And unforgiving, unforgiven dy’d.

are a clear reference to her son, the opposition figurehead Frederick, Prince of Wales, whose more than unfilial behaviour (both to Caroline and George II) meant he was denied admission to see the queen on her deathbed. This lampoon has been attributed to Philip Dormer Stanhope, Earl of Chesterfield, although never with absolute authority. Chesterfield, the author of a handful of poems, certainly has the right political profile; he had joined the opposition following his dismissal for opposing Walpole’s Excise Bill in 1733 and his speech against the Walpolean Bill for the licensing (i.e. censorship) of plays in 1737 earned him one of the few pleasant niches in Pope’s Dunciad in Four Books (IV.43-4).

Arresting and revisionary like all effective satire, this poem is a welcome addition to the miscellany. It makes it rather more miscellaneous, for one thing.

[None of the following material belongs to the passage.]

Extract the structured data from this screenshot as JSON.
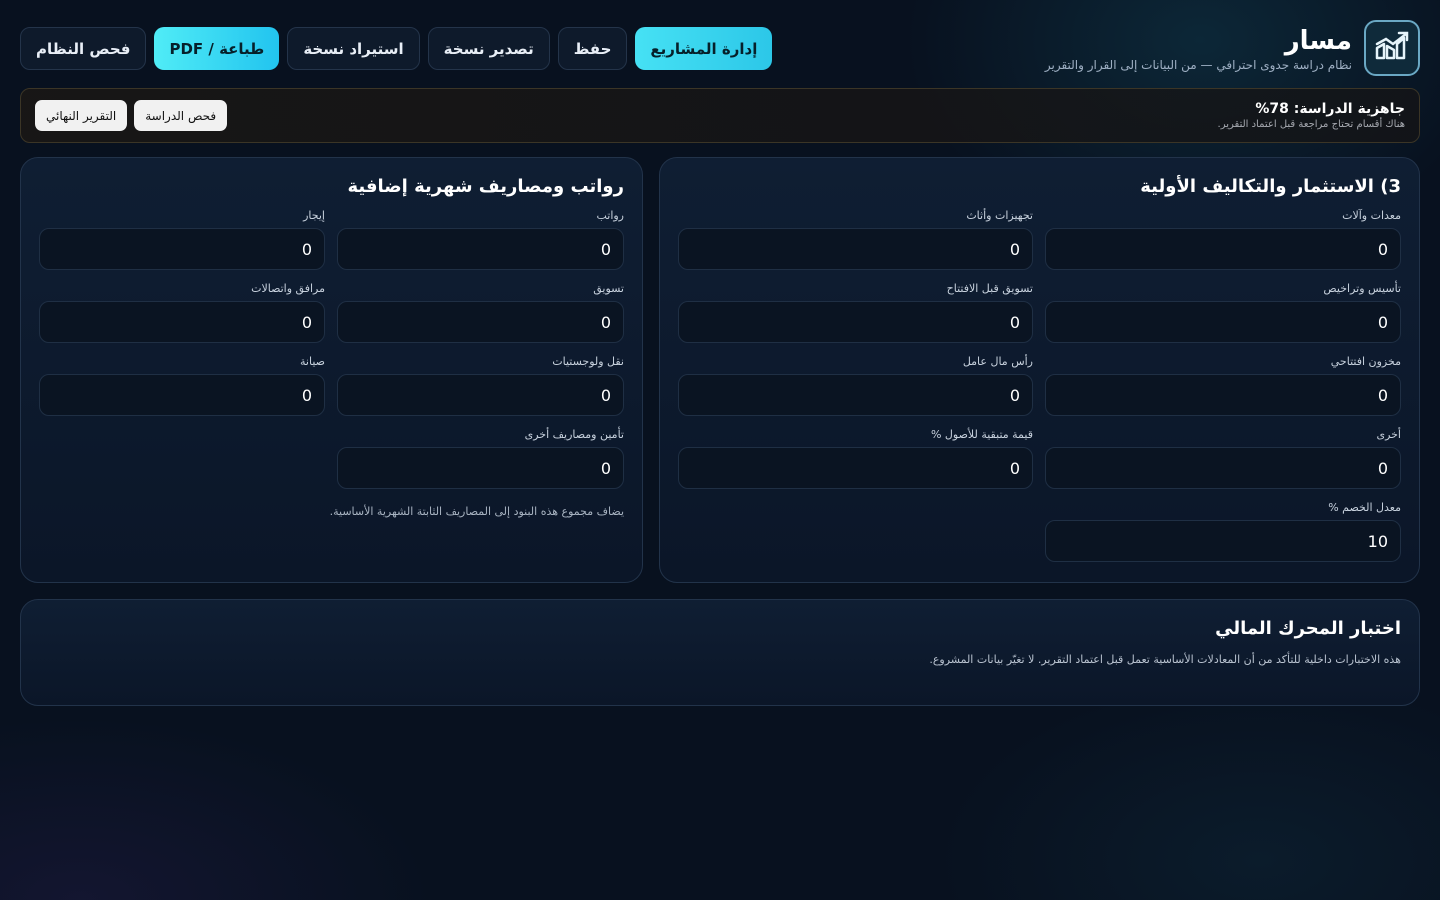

But a well as being a generic breath of fresh (or rancid) air, this lampoon has been lovingly transcribed, and deliberately made to appear as if it is part of the same volume: the pagination is continued, enclosed in square brackets as in the rest of the volume; there is a catchword (‘Fawning’) at the bottom of p. 11; like the end of the first poem on p. 7 this one concludes with a ruled line; finally, there is in general a concerted effort to imitate the font and the typographical style of the printed text. It most immediately recalls Pope’s quasi-typographical fair copies of his early Pastorals (see David Fairer, English Poetry of the Eighteenth Century: 1700-1789, p.1). Pope’s manuscripts do a good – probably a better – job of looking like a printed book, but they also stand alone. However, this lampoon’s mimicry of print is even more functional than it was for the sixteen-year-old Pope, tied in to the poem’s occasion. More kin than kind, the lampoon is made to don mourning apparel, and straggles at the rear of this textual funeral procession before making a scene at the wake. The act of transcription puts the manuscript verse in an ironic visual and material relationship with the rest of the volume, throwing its generic incongruity and argumentative impropriety into sharp relief, and also neatly raising the much-rehearsed debate about the surprising formal proximity of satire and panegyric.

If this parasitical paratext is so interesting, then, why it isn’t going into the database? Well, despite doing a rather good impression of being a part of this bibliographical item, it of course only appears in this single copy. The DMI is an index of printed miscellanies, and including this poem would set a troublesome precedent; a few months before the end of a project is no time to be setting precedents. Manuscript verse fragments and other kinds of annotation do come up from time to time, and we have noted them as best we can. Rarely is such annotation as considered and involved as this is, but even so all we can give it is a lengthy note, and this blog post. Otherwise we’d have to start all over again, and I’m not sure any of us can spare another three years.